The manifesto, which seems a little dated apart from somewhat following on from what the Pakistan Tehreek-e-Insaf (PTI) managed over the past five years in Khyber-Pakhtunkhwa (K-P), also promises efforts to steer the country from the current internal and external challenges and to make all state institutions exercise their constitutional powers.
The 27-page document, outlined by ANP’s Central General Secretary Mian Iftikhar Hussain at a news conference at the Bacha Khan Markaz on Tuesday, claimed that it provides their five-year plan.
The plan, he said, will be implementing the same way they did when they were in power between 2008 and 2013.
“Our first priority, like in the past, is to restore a durable peace [to the province],” claimed Hussain, elaborating, “We have to change this temporary peace into a permanent peace.”
The ANP stalwart and former provincial minister went on to say that their top priorities also include promotion of education, healthcare, and economic development.
But without restoring peace, no progress was possible in any sector, he contended.
Hussain, though, sought to make the difference between their manifesto and similar sounds from the PTI camp clear.
The ANP, he said, will not be presenting a roadmap to bring change within the first 100 days of its tenure. Rather, he said, their manifesto presents a comprehensive plan to steer the country out from the deep pit of problems at the external and internal level.

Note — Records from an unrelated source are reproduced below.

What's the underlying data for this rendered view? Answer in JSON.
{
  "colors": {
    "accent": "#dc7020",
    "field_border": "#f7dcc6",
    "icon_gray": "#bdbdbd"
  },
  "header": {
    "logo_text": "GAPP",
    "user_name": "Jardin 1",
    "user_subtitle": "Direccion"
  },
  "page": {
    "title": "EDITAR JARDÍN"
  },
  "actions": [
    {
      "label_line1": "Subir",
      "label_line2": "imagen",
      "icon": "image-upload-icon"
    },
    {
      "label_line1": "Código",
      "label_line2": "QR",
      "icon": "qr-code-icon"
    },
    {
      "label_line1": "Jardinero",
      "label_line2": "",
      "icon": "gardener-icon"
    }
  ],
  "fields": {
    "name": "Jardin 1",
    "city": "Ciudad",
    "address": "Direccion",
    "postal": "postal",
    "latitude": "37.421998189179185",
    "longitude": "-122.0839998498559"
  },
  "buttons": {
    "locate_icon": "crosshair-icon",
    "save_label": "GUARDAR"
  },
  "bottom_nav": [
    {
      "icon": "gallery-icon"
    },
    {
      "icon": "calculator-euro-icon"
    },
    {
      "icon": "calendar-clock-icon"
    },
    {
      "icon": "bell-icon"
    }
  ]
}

“ANP is giving a proper manifesto, not for 100 days but for the full five-years because we have a realistic approach to follow and implement instead of passing time in sit-ins,” Hussain stated while taking a veiled swipe at the PTI.

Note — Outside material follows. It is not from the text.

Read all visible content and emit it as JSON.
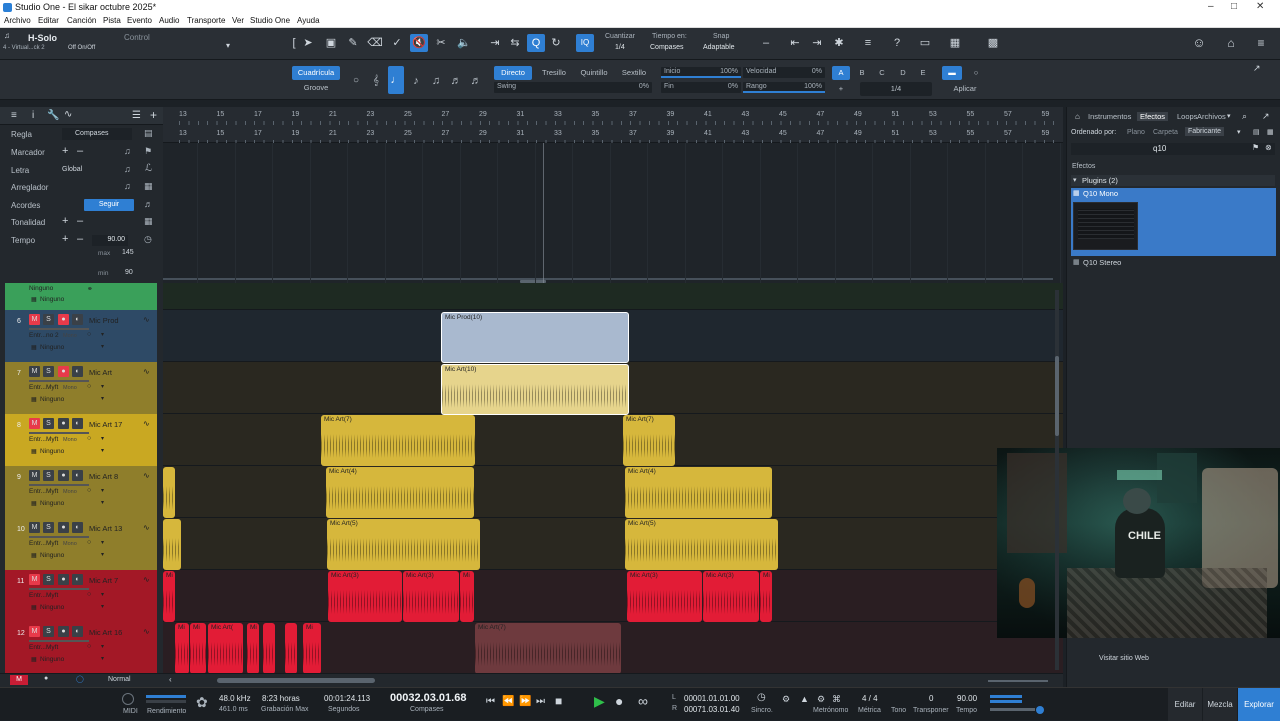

The ANP manifesto, he said, promises political, legal, administrative, social, economic and fiscal reforms apart from ensuring provincial autonomy and steps to promote education and healthcare.

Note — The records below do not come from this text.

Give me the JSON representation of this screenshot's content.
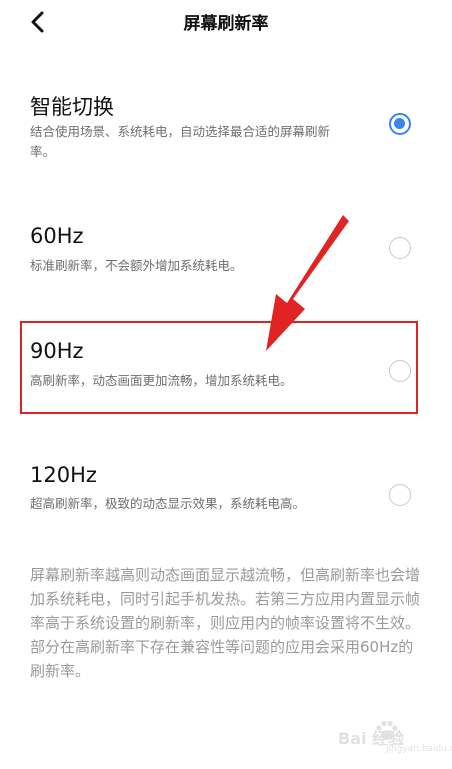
{
  "header": {
    "title": "屏幕刷新率",
    "back_icon": "chevron-left-icon"
  },
  "options": [
    {
      "title": "智能切换",
      "desc": "结合使用场景、系统耗电，自动选择最合适的屏幕刷新率。",
      "selected": true
    },
    {
      "title": "60Hz",
      "desc": "标准刷新率，不会额外增加系统耗电。",
      "selected": false
    },
    {
      "title": "90Hz",
      "desc": "高刷新率，动态画面更加流畅，增加系统耗电。",
      "selected": false
    },
    {
      "title": "120Hz",
      "desc": "超高刷新率，极致的动态显示效果，系统耗电高。",
      "selected": false
    }
  ],
  "footnote": "屏幕刷新率越高则动态画面显示越流畅，但高刷新率也会增加系统耗电，同时引起手机发热。若第三方应用内置显示帧率高于系统设置的刷新率，则应用内的帧率设置将不生效。部分在高刷新率下存在兼容性等问题的应用会采用60Hz的刷新率。",
  "watermark": {
    "text": "Bai 经验",
    "sub": "jingyan.baidu.com"
  },
  "colors": {
    "accent": "#3a82f6",
    "annotation": "#e02424"
  }
}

Moreover, he stated that the ANP will declare education as an emergency at the federal and the provincial levels and will increase allocation for education to six per cent of the gross domestic product (GDP) while a minimum of six per cent of the GDP allocation will also be allocated to the health sector. It also pledges to work for the protection of women, children, and human rights.
Talking about the system of accountability, a key component of PTI’s manifesto, the ANP general secretary said that they aim to make all state institutions accountable.
To do this, Hussain said, they will activate the existing system of parliamentary committees.
“It is very strange that we already have a system available but they had set up institution over institutions,” Hussain said in another veiled swipe against the PTI.
“Dual institutions are being made to protect themselves from other institutions,” the ANP leader explained.
He pointed out standing committees and other procedures exist to catch those who commit corruption and bring them to justice.
Moreover, he said that the apex anti-corruption watchdog, the National Accountability Bureau (NAB) was also available to prosecute corruption case. However, Hussain criticized that it was created after parliamentary committees were not stopped from performing their assigned tasks.
“Politicians are fully aware and will never allow parliamentary powers to be exercised by other institutions.”
Hussain further announced that the ANP will ensure that the judiciary performs as per its constitutional role.
As we have seen, the Supreme Court is engaged in parliamentary issues and spends a lot of its time on issues relating to parliament instead of solving the judiciary-related issues and ultimately the public suffers, he said.
“Millions of cases are pending before the courts; the Supreme Court should not be bogged down with taking up Constitutional cases. Instead, the ANP will work for setting up a separate Constitutional court.”
“The state is insecure due to the ways through which the external and internal policies are being crafted,” the ANP leader said.
“Currently, our relations with neighbouring countries are not good. The ANP will work for an independent foreign policy and special attention will be paid to relations with Afghanistan and establishment of good relations with India will be given high priority. ANP will strive for normalcy in the relations with the United States based on mutual interests and respect,” he outlined.
ANP pledged that it will continue to strive for effective implementation and parliamentary oversight of the National Action Plan (NAP) and will build the capacity of National Counter Terrorism Authority (NACTA).
A Martyrs Cell will be set up in the provinces which ensure the wellbeing of martyr’s families. The party pledged to evolve a standard policy for compensation, including a public insurance policy, for victims of sectarianism, terrorism, and violence.
The manifesto provides that they will accord special attention to the newly-merged districts of the Federally Administered Tribal Areas (Fata).
Alliance with other parties
“We have made our policy clear,” claimed Hussain, “Whoever comes into power, as a result of the upcoming general election, they must know that the ANP will join or support them only if they obey these guidelines.”
He added that everyone is aware of the strength of ANP and nothing will move forward until ANP is taken into confidence.
Published in The Express Tribune, June 20th, 2018.